How can I find my spiritual calling?
Answer: People want to know how they can find what their spiritual calling is, i.e. what God is calling them to do with their life. They want to know the one, grand purpose God has for them, the one dominant spiritual gift that will reach hundreds or thousands or millions. The truth is, however, God doesn’t call many people to dedicate their lives to one specific area. And if He does, He does so in His own timing.

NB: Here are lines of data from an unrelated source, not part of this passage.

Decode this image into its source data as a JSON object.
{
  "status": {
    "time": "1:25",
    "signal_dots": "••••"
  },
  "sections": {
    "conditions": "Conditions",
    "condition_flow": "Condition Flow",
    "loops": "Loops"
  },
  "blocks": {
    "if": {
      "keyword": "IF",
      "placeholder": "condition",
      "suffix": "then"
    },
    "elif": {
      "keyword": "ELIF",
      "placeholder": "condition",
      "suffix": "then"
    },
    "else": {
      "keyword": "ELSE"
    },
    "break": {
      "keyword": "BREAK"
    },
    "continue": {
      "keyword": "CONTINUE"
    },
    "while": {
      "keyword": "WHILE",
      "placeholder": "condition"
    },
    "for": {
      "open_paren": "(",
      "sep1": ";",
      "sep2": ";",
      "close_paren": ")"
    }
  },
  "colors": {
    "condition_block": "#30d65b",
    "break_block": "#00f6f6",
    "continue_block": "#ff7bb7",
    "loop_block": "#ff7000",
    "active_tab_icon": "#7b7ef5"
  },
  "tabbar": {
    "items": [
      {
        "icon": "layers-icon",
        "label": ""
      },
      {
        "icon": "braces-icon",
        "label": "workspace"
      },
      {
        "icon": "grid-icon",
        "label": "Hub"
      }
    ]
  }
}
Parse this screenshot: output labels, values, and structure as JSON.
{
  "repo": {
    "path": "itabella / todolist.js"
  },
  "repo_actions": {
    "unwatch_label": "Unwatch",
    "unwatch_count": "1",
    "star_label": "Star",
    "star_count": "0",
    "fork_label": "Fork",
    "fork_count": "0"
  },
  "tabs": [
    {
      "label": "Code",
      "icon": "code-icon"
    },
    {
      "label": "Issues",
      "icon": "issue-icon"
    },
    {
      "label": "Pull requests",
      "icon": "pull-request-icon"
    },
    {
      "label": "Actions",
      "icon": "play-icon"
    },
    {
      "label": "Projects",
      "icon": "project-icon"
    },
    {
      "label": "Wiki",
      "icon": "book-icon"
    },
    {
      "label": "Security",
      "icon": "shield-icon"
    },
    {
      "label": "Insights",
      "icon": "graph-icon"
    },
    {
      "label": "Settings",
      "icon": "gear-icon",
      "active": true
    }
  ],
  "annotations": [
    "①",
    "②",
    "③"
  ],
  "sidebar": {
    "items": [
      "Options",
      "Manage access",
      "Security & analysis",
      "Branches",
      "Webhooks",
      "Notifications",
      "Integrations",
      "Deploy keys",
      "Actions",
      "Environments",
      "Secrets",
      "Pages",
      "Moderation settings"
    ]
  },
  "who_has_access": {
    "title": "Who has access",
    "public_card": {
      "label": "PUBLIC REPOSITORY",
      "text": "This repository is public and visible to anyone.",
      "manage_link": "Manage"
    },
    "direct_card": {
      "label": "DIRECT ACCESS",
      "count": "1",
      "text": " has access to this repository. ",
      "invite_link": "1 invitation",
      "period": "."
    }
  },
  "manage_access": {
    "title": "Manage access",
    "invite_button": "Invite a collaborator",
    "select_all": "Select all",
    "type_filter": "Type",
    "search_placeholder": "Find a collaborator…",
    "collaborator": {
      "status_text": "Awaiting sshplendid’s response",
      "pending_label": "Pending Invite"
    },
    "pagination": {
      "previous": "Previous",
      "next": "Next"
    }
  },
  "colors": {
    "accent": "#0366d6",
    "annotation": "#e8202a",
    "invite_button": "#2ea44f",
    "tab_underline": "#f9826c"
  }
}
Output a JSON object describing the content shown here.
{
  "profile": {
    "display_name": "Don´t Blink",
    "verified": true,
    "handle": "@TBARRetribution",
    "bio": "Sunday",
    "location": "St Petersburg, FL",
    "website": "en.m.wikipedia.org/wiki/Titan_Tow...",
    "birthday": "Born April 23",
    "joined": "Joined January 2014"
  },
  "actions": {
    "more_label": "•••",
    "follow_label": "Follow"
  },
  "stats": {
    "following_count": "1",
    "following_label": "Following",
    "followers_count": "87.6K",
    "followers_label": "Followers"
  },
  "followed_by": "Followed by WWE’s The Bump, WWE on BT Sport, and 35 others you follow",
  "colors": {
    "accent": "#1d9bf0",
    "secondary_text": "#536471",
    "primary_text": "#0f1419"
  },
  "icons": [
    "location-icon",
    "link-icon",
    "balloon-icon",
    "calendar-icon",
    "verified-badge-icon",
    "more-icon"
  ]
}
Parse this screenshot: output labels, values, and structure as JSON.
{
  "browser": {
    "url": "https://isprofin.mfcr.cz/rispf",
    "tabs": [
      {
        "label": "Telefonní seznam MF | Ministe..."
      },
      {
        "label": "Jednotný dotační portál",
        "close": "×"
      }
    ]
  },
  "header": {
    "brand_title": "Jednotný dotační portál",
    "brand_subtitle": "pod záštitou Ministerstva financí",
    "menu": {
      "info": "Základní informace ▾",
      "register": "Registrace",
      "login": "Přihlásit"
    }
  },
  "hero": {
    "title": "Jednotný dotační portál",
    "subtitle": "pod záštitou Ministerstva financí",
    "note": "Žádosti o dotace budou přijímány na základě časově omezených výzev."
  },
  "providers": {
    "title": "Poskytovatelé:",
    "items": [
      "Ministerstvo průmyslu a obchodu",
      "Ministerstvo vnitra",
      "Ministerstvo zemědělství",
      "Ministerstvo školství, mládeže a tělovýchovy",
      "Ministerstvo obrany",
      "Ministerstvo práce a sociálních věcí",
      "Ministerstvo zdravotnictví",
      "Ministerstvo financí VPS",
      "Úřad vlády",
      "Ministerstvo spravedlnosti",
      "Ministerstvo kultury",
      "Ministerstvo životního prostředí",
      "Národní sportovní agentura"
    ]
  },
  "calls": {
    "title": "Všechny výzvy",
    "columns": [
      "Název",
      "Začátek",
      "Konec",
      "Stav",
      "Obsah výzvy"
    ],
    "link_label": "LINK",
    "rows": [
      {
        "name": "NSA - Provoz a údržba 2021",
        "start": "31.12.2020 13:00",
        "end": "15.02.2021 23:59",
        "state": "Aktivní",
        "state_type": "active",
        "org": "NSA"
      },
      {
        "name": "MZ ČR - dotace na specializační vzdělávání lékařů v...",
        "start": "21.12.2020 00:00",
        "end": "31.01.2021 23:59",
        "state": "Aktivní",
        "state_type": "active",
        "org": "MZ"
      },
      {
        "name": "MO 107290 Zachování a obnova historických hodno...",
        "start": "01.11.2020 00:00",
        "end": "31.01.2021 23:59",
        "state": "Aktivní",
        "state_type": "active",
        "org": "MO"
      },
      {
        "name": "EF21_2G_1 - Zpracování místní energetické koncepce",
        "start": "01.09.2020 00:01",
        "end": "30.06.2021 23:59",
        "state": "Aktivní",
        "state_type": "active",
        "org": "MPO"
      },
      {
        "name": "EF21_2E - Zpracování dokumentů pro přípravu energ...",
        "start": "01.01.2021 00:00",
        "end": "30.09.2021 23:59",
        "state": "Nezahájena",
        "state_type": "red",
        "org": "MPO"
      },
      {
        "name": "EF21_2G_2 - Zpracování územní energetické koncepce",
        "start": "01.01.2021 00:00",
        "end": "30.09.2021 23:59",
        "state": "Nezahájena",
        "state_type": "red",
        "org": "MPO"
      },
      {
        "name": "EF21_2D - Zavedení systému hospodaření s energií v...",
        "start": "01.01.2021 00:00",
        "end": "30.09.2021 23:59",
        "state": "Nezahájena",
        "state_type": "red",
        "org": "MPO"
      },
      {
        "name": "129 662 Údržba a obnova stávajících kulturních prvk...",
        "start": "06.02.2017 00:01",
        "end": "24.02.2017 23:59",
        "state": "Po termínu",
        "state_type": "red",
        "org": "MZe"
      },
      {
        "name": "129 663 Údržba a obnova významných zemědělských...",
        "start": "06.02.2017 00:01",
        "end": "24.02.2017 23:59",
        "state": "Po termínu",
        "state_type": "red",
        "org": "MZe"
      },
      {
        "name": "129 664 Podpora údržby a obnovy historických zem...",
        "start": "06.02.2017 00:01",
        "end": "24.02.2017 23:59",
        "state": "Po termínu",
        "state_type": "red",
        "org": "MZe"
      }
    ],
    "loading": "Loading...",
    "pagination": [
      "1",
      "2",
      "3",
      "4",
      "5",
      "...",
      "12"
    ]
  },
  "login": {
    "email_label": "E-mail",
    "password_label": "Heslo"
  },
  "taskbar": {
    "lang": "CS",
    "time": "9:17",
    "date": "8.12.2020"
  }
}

In popular Christian culture, it is usually the people who find their niche and stay there for years who get the attention. Major para-church leaders, musicians, and evangelists often spend decades working at and perfecting the one area in which God has called them to serve. But the vast majority of believers are not called to a single, ground-breaking ministry. Instead, we’re called to several, depending on our stage of life, our spiritual maturity level, and the needs of those around us. God calls us to serve where we are. Someone with the gift of teaching may lead a Sunday school class for a while, teach at a Christian school, and then write curriculum. Or they may work at a bank and find opportunity to teach others about God through more informal situations. We are ultimately called to fill the needs of the body (1 Corinthians 12:7), but that doesn’t mean we’ll have a single, lifelong ministry to concentrate on, although sometimes it does.
Sometimes God does give an individual a specific ministry, but He always does so in His own timing. Like training before a competition, it takes time to develop the wisdom and skills we need (1 Corinthians 3:2). If God were to give us the mission before the training, we’d try to do too much too soon. Instead, God holds us back, taking time to build our practical skills (Luke 2:52), spiritual knowledge (2 Peter 3:18), and faith (James 2:22). James spoke to this in James 1:2-4: “Consider it pure joy, my brothers and sisters, whenever you face trials of many kinds, because you know that the testing of your faith produces perseverance. Let perseverance finish its work so that you may be mature and complete, not lacking anything.”
Many people are anxious to discover their calling from God, but when “calling” is used in the New Testament, it almost always refers to our calling as believers (Romans 11:29; 1 Corinthians 1:2; Ephesians 1:18, 4:1, 4; 2 Thessalonians 1:11; 2 Timothy 1:9; Hebrews 3:1; 2 Peter 1:10), not our calling to a specific ministry. Ultimately, our “calling” is to love God, love others, obey God, and take care of others. If we concentrate on fulfilling the responsibilities He’s given us now, God will take care of our impact on the world.